DWI ARRESTS IN NEW YORK
DWI Arrest and License Suspension
If you are arrested for violation of VTL section 1192, commonly known as DWI or DUI, you will also have your driver’s license suspended. The amount of time your license is suspended will depend on the charges against you. This will often present problems for you in that it will interfere with your ability to travel to and from work, school, medical appointments or child care. In these situations an attorney should make an application for a hardship privilege at the first court appearance.
Suspension, Hardship Privilege and Conditional License
In most DWI cases, a your driver’s license will be suspended at arraignment. If you took a chemical test (Breathalyzer, Blood or Urine), which showed a blood alcohol level (BAC) of 0.08% or greater, the judge will suspend your license, usually at arraignment (VTL 1193 (2) (e) (7). “Suspension” means the driver’s license, permit or privilege to drive is taken away for a period of time. After 30 days, you may be eligible for a Conditional License.
In the interim period between the Suspension and awarding of a Conditional License, you may be eligible for a “Hardship Privilege”. In order to be eligible for this Hardship Privilege, the court must find “extreme hardship” (See “Obtaining a Hardship Privilege” below). This hardship hearing will usually take place at the first court appearance following arraignment, which is within two weeks or less of your arrest.
Refusal and Revocation
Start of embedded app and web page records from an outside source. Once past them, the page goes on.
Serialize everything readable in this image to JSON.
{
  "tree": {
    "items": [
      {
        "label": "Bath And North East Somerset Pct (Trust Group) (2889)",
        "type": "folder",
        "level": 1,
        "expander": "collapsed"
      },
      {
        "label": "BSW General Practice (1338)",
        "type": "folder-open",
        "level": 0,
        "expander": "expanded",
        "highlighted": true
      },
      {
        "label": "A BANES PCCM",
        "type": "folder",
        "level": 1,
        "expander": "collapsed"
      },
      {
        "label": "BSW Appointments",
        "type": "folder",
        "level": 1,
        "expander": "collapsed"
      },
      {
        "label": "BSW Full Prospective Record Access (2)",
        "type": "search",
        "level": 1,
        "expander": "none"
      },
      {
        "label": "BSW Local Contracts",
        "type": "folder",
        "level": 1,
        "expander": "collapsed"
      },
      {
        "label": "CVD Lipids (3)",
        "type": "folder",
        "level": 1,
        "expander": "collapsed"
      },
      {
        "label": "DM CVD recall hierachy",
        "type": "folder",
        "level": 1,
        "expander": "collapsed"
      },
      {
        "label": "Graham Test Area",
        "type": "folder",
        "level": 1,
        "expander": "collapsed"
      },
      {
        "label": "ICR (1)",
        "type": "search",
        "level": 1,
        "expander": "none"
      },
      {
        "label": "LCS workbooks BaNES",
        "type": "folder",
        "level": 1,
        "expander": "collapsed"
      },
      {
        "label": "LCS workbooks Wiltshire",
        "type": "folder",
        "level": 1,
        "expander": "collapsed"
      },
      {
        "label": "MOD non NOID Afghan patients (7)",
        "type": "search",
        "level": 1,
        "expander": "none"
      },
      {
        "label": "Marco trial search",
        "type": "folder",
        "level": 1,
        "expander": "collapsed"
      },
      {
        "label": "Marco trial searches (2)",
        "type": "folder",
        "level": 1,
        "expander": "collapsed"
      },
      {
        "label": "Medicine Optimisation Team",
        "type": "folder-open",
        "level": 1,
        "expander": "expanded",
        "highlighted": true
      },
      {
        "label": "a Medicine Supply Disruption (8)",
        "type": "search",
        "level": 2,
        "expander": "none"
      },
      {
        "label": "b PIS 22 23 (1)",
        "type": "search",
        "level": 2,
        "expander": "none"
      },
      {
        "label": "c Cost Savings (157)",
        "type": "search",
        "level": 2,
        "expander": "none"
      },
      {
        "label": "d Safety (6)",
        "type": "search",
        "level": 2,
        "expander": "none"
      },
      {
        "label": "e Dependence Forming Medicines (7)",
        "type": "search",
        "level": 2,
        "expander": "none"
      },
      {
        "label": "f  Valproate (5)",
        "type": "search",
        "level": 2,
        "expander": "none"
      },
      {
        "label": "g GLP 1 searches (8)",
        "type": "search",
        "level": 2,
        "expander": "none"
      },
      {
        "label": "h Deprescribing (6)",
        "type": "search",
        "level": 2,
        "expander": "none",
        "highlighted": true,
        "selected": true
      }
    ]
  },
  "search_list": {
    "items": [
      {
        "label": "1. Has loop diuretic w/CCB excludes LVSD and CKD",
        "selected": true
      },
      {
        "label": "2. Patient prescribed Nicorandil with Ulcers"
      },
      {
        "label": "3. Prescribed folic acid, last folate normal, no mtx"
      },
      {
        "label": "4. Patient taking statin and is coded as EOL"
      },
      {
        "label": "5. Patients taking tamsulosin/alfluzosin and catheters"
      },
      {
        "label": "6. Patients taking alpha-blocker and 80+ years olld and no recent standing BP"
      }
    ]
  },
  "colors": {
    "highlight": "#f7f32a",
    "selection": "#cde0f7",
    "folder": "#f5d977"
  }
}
If you refused a chemical test (Breathalyzer, Blood or Urine), you will NOT be eligible for a hardship privilege. Your license will be suspended until you have a chemical test refusal hearing. Depending on the outcome of the hearing, your license will either be restored or revoked for one year. “Revocation” means your license, permit or privilege to drive is voided; it no longer exists. To get a new license, or permit you must re-apply to DMV once the revocation period is over.
If you did not submit to a breath test but had blood taken, your license will probably not be suspended at arraignment because the DA will not yet have the test results. In this scenario your license will more likely be suspended on the first court appearance, assuming the test results show a BAC of .08 or greater.
Obtaining a Hardship Privilege in a DWI case
During the 30 days before you are eligible for a Conditional License, you may be eligible for a “Hardship Privilege”. The hardship privilege provides the driver with a very limited right to drive in NY. To be eligible for a Hardship Privilege, you must have had a valid license prior to the suspension date, and you are NOT charged with a refusal to take a chemical test. To get such a privilege, the court must find that there is an “extreme hardship” in finding alternative means of travel to and from work, medical appointments, and/or school.
VTL 1193 (2) (e) (7) (e) defines “extreme hardship” as “the inability to obtain alternative means of travel to or from the licensee’s employment, or to or from necessary medical treatment for the licensee or a member of the licensee’s household, or if the licensee is a matriculating student enrolled in an accredited school, college or university trave to or from such licensee’s school, college or university if such travel is necessary for the completion of the educational degree or certificate.”
How Do I Apply for a Hardship Privilege?
Following arraignment, a hearing for hardship privilege will be held. The judge may either conduct a formal hearing to determine hardship privilege or ask the driver’s attorney to articulate the elements detailed below to establish the privilege.
At the hearing, you will likely testify about the circumstances of your commute and the alternative options you researched. You should also have the following proof with you:
- Documentation establishing:
- home address, (driver’s license, utility bill)
- work address (paystub)
- Proof of salary (paystub)
- Court document completed to include the times and locations of your commute
- Testimony or Information on:
- bus travel, with pricing (Too expensive/not feasible)
- train travel, with pricing (Too expensive/not feasible)
- cab or taxi fare (Too expensive/not feasible)
- driving responsibilities relative to work, school, medical, etc.
- no family, friend, co-worker available to car pool
*A hardship privilege will not allow you to drive a commercial vehicle.
** The hardship privilege is only available to drivers who do not have a prior conviction for DWI or DWAI in the past 5 years.
*** Some judges require testimony of an independent witness to corroborate travel circumstances.
Pre-Conviction Conditional License
Once the suspension following the DWI arrest is pending for 30 days, DMV will notify the you of your right to apply for a “Pre-Conviction Conditional License”, which is somewhat more flexible that the Hardship Privilege. It affords the driver the right to drive to and from work, school, medical appointments, court and may include additional freedom beyond those circumstances.
What to do if you are arrested and charged with DWI
If you are arrested and charged with DWI, keep in mind that a refusal to take a chemical test will result in the revocation (not suspension) of your license. A chemical test refusal will render you ineligible for a hardship privilege or conditional license. Immediately request an attorney. If the police continue to ask you questions, do not answer their questions and repeat your request for an attorney. Any information you provide to the police following your arrest for DWI could negatively impact your case.
If you have any questions or concerns about DWI, whether to submit to a chemical test, license suspension, revocation, conditional license or hardship privilege, please call The Law Offices of Creedon & Gill PC at 631-656-9220.